Mete hails from Melbourne, Australia where his passion for art and design was ignited when he won a first grade competition for Christmas stockings made out of paper. His prize was a diary illustrated by Terry Denton, who continues to inspire him to this day. He studied journalism for a year in college before having a light bulb moment at a Pixar exhibition, where he decided then and there he would transfer to design school and become an illustrator.
After university, he worked in Melbourne as a designer for Forethought Research before moving to New York City five years ago to art direct for Saatchi & Saatchi. While he was working in advertising, he kept up with personal projects and did some freelance design work. He met Brooke and Yiannos through a friend, and they collaborated on a few projects together. Mete draws inspiration from the spaces he designs. He worked on another coworking space near Prospect Park in an old bread factory and was inspired by the old machinery left in the basement. For a burger joint collaboration with Brooke and Yiannos, he painted giant cartoon burgers with faces. You can check out that work in Flatbush at Upside Burger.
When Mete decided to freelance fulltime, Brooke and Yiannos invited him to work in the space and paint a mural. Input Lofts had been going through a transformation and they wanted to add some artwork and thought his vision would be perfect. On adding a mural to the space, co-founder Araceli Camargo (who runs the London office, THECUBE London), stated, “We have a curious brain. It seeks information, stimulation, variety, as this leads us to learn something new. Therefore, creating enriched environments that offer different places of activity and stimuli (think the Whitney museum) are better than those environments that are devoid of stimuli (think of a sterile office space)... Adding art to a space as part of an enriched and orchestrated stimulating environment can enhance the experience of the people who interact with the space.”
Mete’s killer mural certainly enhances the space and the experience of working in it; it gives Input Lofts a fun and unique feel. Originally, he had wanted to paint an entire city skyline overrun by dogs, but then decided the mural should be more indicative of collaboration and the purpose of the space. Each door is typical of an NYC door and represents different industries that are represented in the space— social media (the bathroom door), painting (the elevator), graphic design (the closet), and photography (the conference room door). On the opposite wall he painted three artists and personal heroes of his, Salvador Dali, Pablo Picasso, and Frida Kahlo, being asked for the WiFi password. The mural took a week and a half to complete, and now we can enjoy it every time we step foot in the space.

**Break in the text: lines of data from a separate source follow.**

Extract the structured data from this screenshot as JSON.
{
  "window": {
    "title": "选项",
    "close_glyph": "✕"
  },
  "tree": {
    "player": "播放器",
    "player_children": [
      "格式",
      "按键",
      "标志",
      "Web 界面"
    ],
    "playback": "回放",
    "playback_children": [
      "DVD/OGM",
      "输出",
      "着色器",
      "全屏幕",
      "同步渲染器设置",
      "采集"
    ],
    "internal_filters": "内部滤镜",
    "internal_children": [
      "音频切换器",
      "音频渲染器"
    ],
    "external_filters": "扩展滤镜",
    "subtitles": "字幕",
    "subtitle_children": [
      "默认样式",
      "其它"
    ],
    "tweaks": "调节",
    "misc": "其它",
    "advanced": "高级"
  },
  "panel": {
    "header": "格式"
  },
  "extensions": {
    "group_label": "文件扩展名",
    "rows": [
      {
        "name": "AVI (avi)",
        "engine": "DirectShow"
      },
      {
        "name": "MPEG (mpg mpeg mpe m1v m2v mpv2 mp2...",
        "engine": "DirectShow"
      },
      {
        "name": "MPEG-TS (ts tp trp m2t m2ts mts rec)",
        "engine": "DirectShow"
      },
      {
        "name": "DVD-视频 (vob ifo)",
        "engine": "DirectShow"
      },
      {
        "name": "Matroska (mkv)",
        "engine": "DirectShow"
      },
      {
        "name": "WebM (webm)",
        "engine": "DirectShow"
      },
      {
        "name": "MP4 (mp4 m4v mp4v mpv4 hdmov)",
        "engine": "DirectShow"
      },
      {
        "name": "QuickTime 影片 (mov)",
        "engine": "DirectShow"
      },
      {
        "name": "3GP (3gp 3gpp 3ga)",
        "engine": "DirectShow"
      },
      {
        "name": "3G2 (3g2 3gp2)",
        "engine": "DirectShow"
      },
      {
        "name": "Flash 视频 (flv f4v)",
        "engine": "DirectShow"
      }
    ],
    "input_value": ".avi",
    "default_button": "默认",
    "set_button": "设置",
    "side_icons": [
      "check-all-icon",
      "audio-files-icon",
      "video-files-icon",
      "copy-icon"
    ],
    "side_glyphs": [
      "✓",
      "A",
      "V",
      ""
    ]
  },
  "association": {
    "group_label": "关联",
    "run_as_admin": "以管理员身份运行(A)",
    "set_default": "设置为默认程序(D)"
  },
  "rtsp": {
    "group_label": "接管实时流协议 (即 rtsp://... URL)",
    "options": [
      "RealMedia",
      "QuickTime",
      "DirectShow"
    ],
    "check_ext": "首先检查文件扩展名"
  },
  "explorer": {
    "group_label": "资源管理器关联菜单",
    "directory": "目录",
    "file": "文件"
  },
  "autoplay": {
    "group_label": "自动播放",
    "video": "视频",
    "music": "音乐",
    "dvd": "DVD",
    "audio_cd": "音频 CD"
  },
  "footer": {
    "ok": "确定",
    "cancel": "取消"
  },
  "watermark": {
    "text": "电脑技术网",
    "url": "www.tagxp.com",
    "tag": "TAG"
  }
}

Mete says that his favorite part about working at Input Lofts is the dogs: “Dakota runs the space like a professional.” He also loves the convenient location and being able to come and go whenever he likes. Of course, he loves the people as well and the fact that he gets to see new faces every week. He finds Input Lofts to have a lot more intimacy and interaction than other coworking spaces. We know we’re always happy to see Mete and are grateful he is part of the Input Lofts community. For more about his design work, check out his website: Mete.Design